* _Activity_:
Your answer should be each line of the entries that contains the word "value", copied in full.

*** Record set Section Begins ***

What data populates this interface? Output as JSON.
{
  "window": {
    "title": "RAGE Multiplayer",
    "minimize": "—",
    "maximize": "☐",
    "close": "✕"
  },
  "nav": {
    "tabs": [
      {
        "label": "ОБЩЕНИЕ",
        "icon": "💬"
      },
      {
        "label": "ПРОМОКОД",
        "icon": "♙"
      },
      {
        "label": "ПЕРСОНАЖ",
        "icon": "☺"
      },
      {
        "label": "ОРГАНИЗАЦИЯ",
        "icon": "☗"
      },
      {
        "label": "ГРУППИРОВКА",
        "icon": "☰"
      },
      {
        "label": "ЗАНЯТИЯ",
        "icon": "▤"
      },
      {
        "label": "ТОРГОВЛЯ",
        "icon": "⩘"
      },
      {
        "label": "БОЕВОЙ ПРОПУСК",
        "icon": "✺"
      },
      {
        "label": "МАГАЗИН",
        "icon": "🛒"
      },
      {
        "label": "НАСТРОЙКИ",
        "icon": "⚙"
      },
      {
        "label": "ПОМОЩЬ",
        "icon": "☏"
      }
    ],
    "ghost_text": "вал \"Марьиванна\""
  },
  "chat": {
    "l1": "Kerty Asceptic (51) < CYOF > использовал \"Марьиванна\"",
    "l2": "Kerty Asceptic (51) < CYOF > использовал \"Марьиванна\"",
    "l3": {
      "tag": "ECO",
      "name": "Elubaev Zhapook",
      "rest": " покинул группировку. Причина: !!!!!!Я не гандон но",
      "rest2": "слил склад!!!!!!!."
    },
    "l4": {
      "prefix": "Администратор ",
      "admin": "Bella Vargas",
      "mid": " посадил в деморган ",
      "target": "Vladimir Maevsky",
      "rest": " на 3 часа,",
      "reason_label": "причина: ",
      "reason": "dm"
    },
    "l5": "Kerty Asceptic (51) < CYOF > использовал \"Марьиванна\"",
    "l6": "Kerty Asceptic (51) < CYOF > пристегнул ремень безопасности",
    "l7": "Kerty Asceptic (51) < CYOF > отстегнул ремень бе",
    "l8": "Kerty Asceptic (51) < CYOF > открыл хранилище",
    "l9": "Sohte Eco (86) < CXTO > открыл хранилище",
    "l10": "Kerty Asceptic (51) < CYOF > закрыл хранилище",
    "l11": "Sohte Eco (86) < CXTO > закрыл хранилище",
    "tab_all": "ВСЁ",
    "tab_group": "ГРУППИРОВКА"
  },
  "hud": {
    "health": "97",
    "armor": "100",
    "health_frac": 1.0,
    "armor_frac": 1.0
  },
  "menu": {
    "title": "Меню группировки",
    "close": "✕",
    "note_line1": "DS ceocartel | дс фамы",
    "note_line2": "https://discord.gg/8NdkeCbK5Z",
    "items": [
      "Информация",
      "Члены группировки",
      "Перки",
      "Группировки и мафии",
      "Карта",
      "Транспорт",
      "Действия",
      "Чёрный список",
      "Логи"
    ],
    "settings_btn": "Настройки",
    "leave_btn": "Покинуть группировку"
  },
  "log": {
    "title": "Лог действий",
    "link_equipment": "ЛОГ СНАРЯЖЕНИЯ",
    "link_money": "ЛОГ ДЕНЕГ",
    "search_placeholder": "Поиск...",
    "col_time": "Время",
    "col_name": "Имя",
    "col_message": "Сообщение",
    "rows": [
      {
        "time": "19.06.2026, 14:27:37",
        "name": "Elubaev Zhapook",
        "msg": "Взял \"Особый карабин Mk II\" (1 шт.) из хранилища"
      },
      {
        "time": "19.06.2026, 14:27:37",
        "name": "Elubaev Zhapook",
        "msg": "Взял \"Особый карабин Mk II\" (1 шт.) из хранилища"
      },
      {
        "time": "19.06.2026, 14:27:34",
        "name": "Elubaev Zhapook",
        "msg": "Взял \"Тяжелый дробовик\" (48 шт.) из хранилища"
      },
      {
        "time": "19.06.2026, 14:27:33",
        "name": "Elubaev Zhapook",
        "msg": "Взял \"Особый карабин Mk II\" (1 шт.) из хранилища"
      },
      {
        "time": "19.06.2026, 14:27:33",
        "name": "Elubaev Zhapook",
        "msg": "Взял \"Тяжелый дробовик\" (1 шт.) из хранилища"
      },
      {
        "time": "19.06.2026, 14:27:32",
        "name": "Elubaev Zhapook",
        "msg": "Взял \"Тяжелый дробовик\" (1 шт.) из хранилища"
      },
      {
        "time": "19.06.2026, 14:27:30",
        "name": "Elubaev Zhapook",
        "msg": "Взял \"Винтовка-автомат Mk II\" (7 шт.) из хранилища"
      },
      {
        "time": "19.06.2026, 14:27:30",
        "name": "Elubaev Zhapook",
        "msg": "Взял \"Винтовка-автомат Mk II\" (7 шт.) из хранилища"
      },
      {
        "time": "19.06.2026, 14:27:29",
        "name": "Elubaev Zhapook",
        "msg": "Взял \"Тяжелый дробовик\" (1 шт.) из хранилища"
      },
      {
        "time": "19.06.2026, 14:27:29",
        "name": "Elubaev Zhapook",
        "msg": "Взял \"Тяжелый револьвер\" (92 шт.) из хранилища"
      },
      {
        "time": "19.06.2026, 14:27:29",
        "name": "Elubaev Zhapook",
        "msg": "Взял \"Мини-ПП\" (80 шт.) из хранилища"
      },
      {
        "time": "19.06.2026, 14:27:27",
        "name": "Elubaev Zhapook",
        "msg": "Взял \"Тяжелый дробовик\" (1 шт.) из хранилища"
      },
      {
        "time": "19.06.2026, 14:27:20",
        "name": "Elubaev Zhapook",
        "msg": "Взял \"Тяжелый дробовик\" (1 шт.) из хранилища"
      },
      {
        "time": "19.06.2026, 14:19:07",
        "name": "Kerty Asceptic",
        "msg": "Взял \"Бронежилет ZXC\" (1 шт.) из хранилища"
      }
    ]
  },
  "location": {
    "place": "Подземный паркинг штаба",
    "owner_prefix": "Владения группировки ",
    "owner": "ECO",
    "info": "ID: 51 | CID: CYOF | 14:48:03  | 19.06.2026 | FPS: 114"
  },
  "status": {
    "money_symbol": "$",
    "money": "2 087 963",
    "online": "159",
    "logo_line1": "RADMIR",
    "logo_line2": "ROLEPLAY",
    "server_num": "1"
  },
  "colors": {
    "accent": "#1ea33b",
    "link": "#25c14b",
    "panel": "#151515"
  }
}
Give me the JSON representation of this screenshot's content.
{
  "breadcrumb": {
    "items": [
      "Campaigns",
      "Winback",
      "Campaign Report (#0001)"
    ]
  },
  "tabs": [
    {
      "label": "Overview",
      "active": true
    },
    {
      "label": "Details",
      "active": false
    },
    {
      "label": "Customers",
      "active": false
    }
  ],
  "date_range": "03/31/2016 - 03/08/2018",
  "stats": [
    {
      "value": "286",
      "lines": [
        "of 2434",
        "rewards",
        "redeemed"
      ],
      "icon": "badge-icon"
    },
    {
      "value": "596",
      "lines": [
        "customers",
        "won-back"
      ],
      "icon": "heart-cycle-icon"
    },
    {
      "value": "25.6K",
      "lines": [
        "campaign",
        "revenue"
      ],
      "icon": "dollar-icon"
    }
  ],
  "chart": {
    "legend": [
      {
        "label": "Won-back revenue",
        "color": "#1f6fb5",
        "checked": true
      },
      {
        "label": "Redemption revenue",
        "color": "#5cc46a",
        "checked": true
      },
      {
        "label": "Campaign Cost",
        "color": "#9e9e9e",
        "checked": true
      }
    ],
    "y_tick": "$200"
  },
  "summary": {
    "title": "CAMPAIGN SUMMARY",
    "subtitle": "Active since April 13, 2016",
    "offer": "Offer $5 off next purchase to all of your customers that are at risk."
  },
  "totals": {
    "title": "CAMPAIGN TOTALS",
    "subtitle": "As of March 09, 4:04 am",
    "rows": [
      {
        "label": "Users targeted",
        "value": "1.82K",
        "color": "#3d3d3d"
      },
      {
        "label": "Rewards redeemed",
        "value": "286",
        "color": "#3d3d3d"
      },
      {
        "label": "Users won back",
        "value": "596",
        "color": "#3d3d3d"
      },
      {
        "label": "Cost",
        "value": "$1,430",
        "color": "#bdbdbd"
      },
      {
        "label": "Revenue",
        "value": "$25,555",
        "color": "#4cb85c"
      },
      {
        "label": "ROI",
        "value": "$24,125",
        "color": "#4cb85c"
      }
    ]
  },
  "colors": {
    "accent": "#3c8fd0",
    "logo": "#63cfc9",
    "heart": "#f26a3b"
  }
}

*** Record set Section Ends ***

* _Reply_:
      "value": "286",
      "value": "596",
      "value": "25.6K",
        "value": "1.82K",
        "value": "286",
        "value": "596",
        "value": "$1,430",
        "value": "$25,555",
        "value": "$24,125",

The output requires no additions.